Brands, H. & Porter, P. (2015) ‘Why Grand Strategy Still Matters in a World of Chaos’, The National Interest, at http://nationalinterest.org/feature/why-grand-strategy-still-matters-world-chaos-14568.
Clausewitz, C. (1982) On War, London: Penguin.
Dueck, C. (2015), The Obama Doctrine: American Grand Strategy Today, Oxford: Oxford University Press.
Freedman, L. (2013) Strategy: A History, Oxford: Oxford University Press, e-book.
Gray, C. (2015) The Future of Strategy, Cambridge: Polity.
Jentleson, B. (2014), ‘Strategic Recalibration: Framework for a 21st Century National Security Strategy’, The Washington Quarterly, Spring.
Mankhen, T. (2014) Strategic Studies: A Reader, Abingdon, Oxon.: Routledge.
Mansoor, P. & Murray, W. (2016) Grand Strategy and Military Alliances, Cambridge: Cambridge University Press, e-book.
Mearsheimer, J. & Walt, S., (2016) ‘The Case for Offshore Balancing: A Superior U.S. Grand Strategy’, Foreign Affairs, July/August.
Ministry of Defence, (2014) Global Strategic Trends out to 2045, at www.gov.uk/government/publications/global-strategic-trends-out-to-2045. 
National Intelligence Council, (2017) Global Trends: Paradox of Progress, at https://www.dni.gov/files/images/globalTrends/documents/GT-Full-Report.pdf
Sloan, E. (2012) Modern Military Strategy: An Introduction, Abingdon, Oxon.: Routledge.
Sun-tzu (2009) The Art of War, London: Penguin.
The USA’s National Security Strategy 2015 available at www.whitehouse.gov/sites/default/files/docs/2015_national_security_strategy.pdf.
The UK’s National Security Strategy and Strategic Defence and Security Review 2015: A Secure and Prosperous United Kingdom, available at www.gov.uk/government/publications/national-security-strategy-and-strategic-defence-and-security-review-2015.

On-line resources include: Journal of Military and Strategic Studies; Survival; Foreign Policy; Foreign Affairs; and The Washington Quarterly.  Many now have apps for smart phones/tablets, some of which are free.
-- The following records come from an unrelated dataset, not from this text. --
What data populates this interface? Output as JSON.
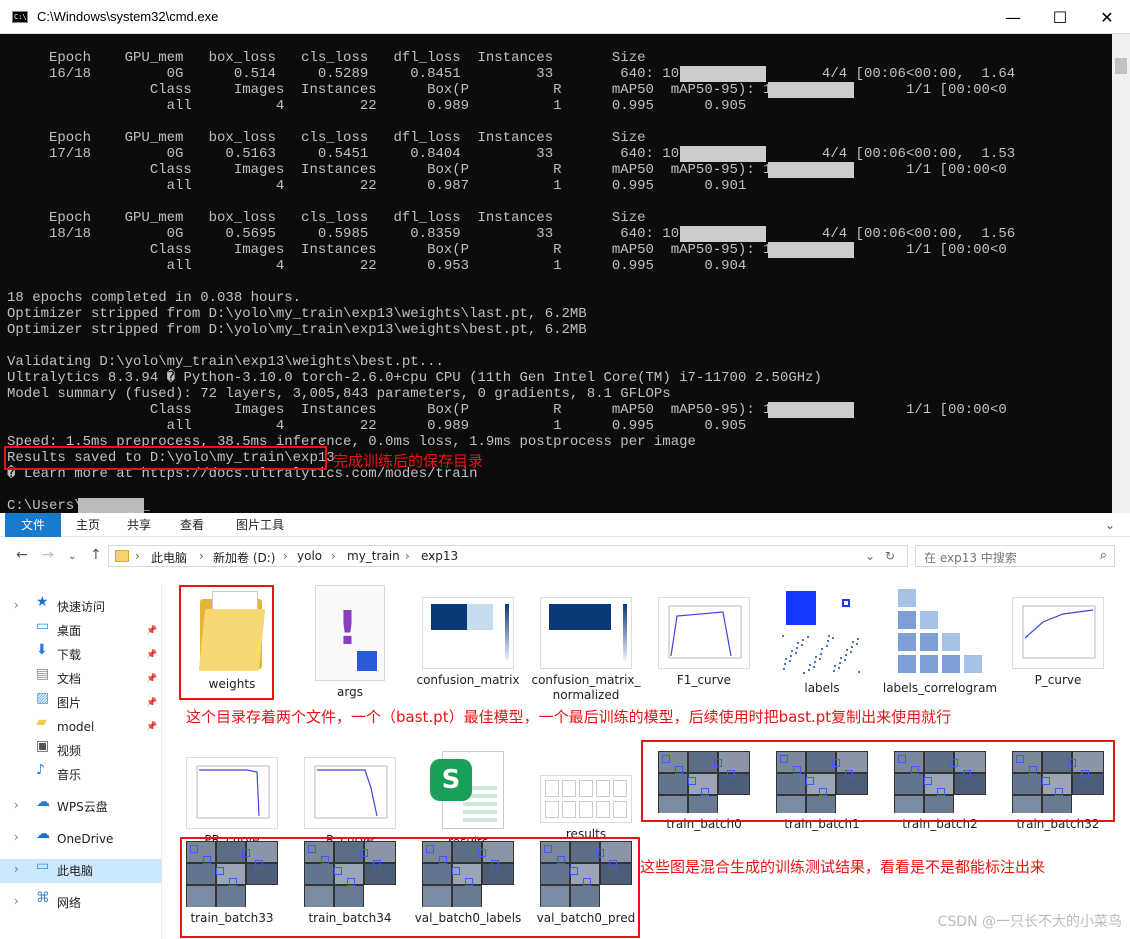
{
  "cmd": {
    "title": "C:\\Windows\\system32\\cmd.exe",
    "icon_text": "C:\\",
    "lines": [
      "     Epoch    GPU_mem   box_loss   cls_loss   dfl_loss  Instances       Size",
      "     16/18         0G      0.514     0.5289     0.8451         33        640: 100%|              4/4 [00:06<00:00,  1.64",
      "                 Class     Images  Instances      Box(P          R      mAP50  mAP50-95): 100%|            1/1 [00:00<0",
      "                   all          4         22      0.989          1      0.995      0.905",
      "",
      "     Epoch    GPU_mem   box_loss   cls_loss   dfl_loss  Instances       Size",
      "     17/18         0G     0.5163     0.5451     0.8404         33        640: 100%|              4/4 [00:06<00:00,  1.53",
      "                 Class     Images  Instances      Box(P          R      mAP50  mAP50-95): 100%|            1/1 [00:00<0",
      "                   all          4         22      0.987          1      0.995      0.901",
      "",
      "     Epoch    GPU_mem   box_loss   cls_loss   dfl_loss  Instances       Size",
      "     18/18         0G     0.5695     0.5985     0.8359         33        640: 100%|              4/4 [00:06<00:00,  1.56",
      "                 Class     Images  Instances      Box(P          R      mAP50  mAP50-95): 100%|            1/1 [00:00<0",
      "                   all          4         22      0.953          1      0.995      0.904",
      "",
      "18 epochs completed in 0.038 hours.",
      "Optimizer stripped from D:\\yolo\\my_train\\exp13\\weights\\last.pt, 6.2MB",
      "Optimizer stripped from D:\\yolo\\my_train\\exp13\\weights\\best.pt, 6.2MB",
      "",
      "Validating D:\\yolo\\my_train\\exp13\\weights\\best.pt...",
      "Ultralytics 8.3.94 � Python-3.10.0 torch-2.6.0+cpu CPU (11th Gen Intel Core(TM) i7-11700 2.50GHz)",
      "Model summary (fused): 72 layers, 3,005,843 parameters, 0 gradients, 8.1 GFLOPs",
      "                 Class     Images  Instances      Box(P          R      mAP50  mAP50-95): 100%|            1/1 [00:00<0",
      "                   all          4         22      0.989          1      0.995      0.905",
      "Speed: 1.5ms preprocess, 38.5ms inference, 0.0ms loss, 1.9ms postprocess per image",
      "Results saved to D:\\yolo\\my_train\\exp13",
      "� Learn more at https://docs.ultralytics.com/modes/train",
      "",
      "C:\\Users\\      >_"
    ],
    "note_saved": "完成训练后的保存目录"
  },
  "explorer": {
    "tabs": [
      "文件",
      "主页",
      "共享",
      "查看",
      "图片工具"
    ],
    "breadcrumb": [
      "此电脑",
      "新加卷 (D:)",
      "yolo",
      "my_train",
      "exp13"
    ],
    "search_placeholder": "在 exp13 中搜索",
    "sidebar": [
      {
        "label": "快速访问",
        "icon": "star-icon",
        "pinned": false
      },
      {
        "label": "桌面",
        "icon": "desktop-icon",
        "pinned": true
      },
      {
        "label": "下载",
        "icon": "download-icon",
        "pinned": true
      },
      {
        "label": "文档",
        "icon": "document-icon",
        "pinned": true
      },
      {
        "label": "图片",
        "icon": "pictures-icon",
        "pinned": true
      },
      {
        "label": "model",
        "icon": "folder-icon",
        "pinned": true
      },
      {
        "label": "视频",
        "icon": "video-icon",
        "pinned": false
      },
      {
        "label": "音乐",
        "icon": "music-icon",
        "pinned": false
      },
      {
        "label": "WPS云盘",
        "icon": "cloud-icon",
        "pinned": false
      },
      {
        "label": "OneDrive",
        "icon": "onedrive-icon",
        "pinned": false
      },
      {
        "label": "此电脑",
        "icon": "computer-icon",
        "pinned": false
      },
      {
        "label": "网络",
        "icon": "network-icon",
        "pinned": false
      }
    ],
    "files": [
      {
        "name": "weights",
        "kind": "folder"
      },
      {
        "name": "args",
        "kind": "yaml"
      },
      {
        "name": "confusion_matrix",
        "kind": "matrix"
      },
      {
        "name": "confusion_matrix_normalized",
        "kind": "matrix"
      },
      {
        "name": "F1_curve",
        "kind": "curve"
      },
      {
        "name": "labels",
        "kind": "labels"
      },
      {
        "name": "labels_correlogram",
        "kind": "correlogram"
      },
      {
        "name": "P_curve",
        "kind": "curve"
      },
      {
        "name": "PR_curve",
        "kind": "curve"
      },
      {
        "name": "R_curve",
        "kind": "curve"
      },
      {
        "name": "results",
        "kind": "csv"
      },
      {
        "name": "results",
        "kind": "grid"
      },
      {
        "name": "train_batch0",
        "kind": "mosaic"
      },
      {
        "name": "train_batch1",
        "kind": "mosaic"
      },
      {
        "name": "train_batch2",
        "kind": "mosaic"
      },
      {
        "name": "train_batch32",
        "kind": "mosaic"
      },
      {
        "name": "train_batch33",
        "kind": "mosaic"
      },
      {
        "name": "train_batch34",
        "kind": "mosaic"
      },
      {
        "name": "val_batch0_labels",
        "kind": "mosaic"
      },
      {
        "name": "val_batch0_pred",
        "kind": "mosaic"
      }
    ],
    "note_weights": "这个目录存着两个文件，一个（bast.pt）最佳模型，一个最后训练的模型，后续使用时把bast.pt复制出来使用就行",
    "note_batches": "这些图是混合生成的训练测试结果，看看是不是都能标注出来"
  },
  "watermark": "CSDN @一只长不大的小菜鸟",
  "colors": {
    "annotation": "#e11",
    "terminal_bg": "#0c0c0c",
    "terminal_fg": "#c0c0c0",
    "ribbon_active": "#1979ca"
  }
}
Other indicative websites include: International Institute for Strategic Studies (ww.iiss.org) and The Centre for Strategic and International Studies (www.csis.org).